The Conference on African Peoples
A multiracial community of activists began organising public meetings and rallies in the 1930s, paving the way for the Pan-African Congress of 1945.

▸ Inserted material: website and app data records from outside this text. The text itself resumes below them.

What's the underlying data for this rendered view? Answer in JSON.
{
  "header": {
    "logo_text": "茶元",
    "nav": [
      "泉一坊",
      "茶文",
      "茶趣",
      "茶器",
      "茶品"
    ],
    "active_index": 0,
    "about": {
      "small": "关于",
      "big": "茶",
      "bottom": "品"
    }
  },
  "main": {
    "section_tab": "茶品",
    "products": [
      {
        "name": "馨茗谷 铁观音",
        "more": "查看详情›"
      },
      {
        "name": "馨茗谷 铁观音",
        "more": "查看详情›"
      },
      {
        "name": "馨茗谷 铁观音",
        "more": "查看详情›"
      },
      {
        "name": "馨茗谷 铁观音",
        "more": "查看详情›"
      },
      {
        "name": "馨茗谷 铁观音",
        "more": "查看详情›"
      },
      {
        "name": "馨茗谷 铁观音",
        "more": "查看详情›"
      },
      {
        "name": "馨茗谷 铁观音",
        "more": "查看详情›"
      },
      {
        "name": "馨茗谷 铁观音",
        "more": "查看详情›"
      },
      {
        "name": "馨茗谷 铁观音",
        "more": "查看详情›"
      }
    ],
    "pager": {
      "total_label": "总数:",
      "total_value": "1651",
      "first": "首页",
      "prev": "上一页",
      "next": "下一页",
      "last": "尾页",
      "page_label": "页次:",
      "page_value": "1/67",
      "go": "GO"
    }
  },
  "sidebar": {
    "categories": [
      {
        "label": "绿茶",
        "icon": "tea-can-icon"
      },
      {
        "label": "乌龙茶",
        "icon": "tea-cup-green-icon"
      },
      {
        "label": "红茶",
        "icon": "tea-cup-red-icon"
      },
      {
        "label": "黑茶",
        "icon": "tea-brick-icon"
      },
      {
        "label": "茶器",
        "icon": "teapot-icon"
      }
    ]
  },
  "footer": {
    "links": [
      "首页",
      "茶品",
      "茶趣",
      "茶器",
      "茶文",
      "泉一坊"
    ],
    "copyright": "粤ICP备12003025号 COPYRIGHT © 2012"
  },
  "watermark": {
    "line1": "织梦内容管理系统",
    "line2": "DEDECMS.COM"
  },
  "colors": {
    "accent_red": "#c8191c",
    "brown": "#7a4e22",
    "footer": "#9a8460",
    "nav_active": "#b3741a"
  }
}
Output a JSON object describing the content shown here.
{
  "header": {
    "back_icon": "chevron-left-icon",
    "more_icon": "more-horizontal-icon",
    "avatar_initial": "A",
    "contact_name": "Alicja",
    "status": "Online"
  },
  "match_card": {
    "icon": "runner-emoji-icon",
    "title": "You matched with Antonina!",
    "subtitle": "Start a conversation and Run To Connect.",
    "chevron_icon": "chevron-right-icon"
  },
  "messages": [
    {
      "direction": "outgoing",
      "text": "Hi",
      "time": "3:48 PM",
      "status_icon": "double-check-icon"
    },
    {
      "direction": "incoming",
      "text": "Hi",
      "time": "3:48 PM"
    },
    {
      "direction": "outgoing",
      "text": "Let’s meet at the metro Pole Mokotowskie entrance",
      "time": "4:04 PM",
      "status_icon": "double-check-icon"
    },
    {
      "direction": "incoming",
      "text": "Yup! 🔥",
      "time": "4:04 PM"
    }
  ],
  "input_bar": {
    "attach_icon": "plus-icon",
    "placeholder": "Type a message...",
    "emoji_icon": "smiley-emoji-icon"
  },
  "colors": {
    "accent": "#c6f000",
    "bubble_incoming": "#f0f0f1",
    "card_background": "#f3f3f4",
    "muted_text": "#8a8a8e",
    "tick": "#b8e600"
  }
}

Prejudice often intruded into the private lives of non-white people in 1930s Britain. The Trinidadian George Padmore was relaying an experience familiar to many black people in London when he wrote in the US periodical the Crisis in 1938 that 'few Negroes in England, I imagine, have not passed through the bitter experience of looking for apartments and being told constantly: 'We do not take coloured people'. In five weeks of flat hunting the writer learned to find his way competently around London'.